Hannah Kent has written a fictionalised account of a true historical figure in northern Iceland in the 19th Century. She has painstakingly researched the people, the place and the events to take a true framework and build it into a gripping story which humanises a murderess.
Set in Iceland and taking great pains to ensure the language and the accents are as true to history as possible with notes in the beginning about the naming system in Iceland and pronunciation I admit I became a little concerned. Burial Rites is not a novel that has been translated into English, it is written by Adelaide’s own Hannah Kent, and the writing is fluent; not to mention gripping.
From page one we know that Agnes has been tried and sentenced for murder and will face the death penalty, eventually. Until that time she will be held in the custody of families, we don’t hear much about the place she begins her incarceration but after a while she is moved to Kornsa, where she will be held until the day arrives.
Understandably, the family at Kornsa are not thrilled with the idea of having a murderess in their custody for an indeterminate amount of time, civic duty or not. They are offered much needed compensation and the prisoner is theirs to work as they see fit, as long as she remains working with a reverend on her spiritual journey to God before her final moments.
Burial Rites is about so much more than the final months/years of Agnes’ life in custody. It is about Icelandic life; the weather, the poverty, the work and the conditions. It is about learning to look beyond the surface of things. Agnes is not the cold blooded murderess she’s made out to be and time shows her true character.The way this unravels is gripping, and it kept me guessing. There were many occasions that I found myself wanting just one more chapter to see if I could get the answers to my questions.
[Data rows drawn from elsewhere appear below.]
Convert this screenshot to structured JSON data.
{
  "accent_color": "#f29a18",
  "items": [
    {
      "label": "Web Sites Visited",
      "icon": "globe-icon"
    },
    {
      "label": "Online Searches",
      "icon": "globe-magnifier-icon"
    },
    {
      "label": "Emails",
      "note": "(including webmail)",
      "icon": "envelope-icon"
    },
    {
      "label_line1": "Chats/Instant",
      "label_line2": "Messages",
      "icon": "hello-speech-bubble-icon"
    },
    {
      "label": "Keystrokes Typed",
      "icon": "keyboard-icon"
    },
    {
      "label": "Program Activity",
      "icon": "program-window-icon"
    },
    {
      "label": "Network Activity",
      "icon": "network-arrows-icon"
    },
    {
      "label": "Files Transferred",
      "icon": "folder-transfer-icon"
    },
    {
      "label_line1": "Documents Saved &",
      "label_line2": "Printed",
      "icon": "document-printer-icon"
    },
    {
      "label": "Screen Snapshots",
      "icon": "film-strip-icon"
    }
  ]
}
Superstitions abound and much store is set by dreams, add this to the time, the climate and the storytelling (okay so even then it was gossip) of the neighbours and a talented author weaving each of these threads seamlessly into Burial Rites and you are left with a haunting tale sure to remain with you long after the book is closed.
My heart broke at times to think of the situation these characters found themselves in, what parents wants to think of a criminal in such close proximity to their children, even now. How much worse must it have been in a time so rife with superstition where it would have been believed that Agnes’ perceived godlessness would have rubbed off on those around her.
Many of the letters interspersed throughout the book are translated from original trial records, most of the characters truly existed and the events actually occurred. Years of research have offered Kent a solid framework on which to build a fictionalised yet likely scenario for the way life played out for Agnes.
I found myself drawn to many of the characters and empathising with their plights. They may not always agree with the hands they’ve been dealt but for the most part they just slog on through and make the best of it – because really, what else can you do.
Agnes, I just loved Agnes, my heart broke for her. You could see early on that she had been deeply in love and it seemed to be much too big a leap from the depth of her love to charged with murder, I was desperate to find out what happened. The suspense is drawn out beautifully so that you aren’t sure if you will ever know what actually happened on the night of the murders.
For a debut novel Hannah Kent has certainly got some talent and I can’t wait to see what comes next. This is breath-taking and heart breaking and a brilliant start to Kent’s career.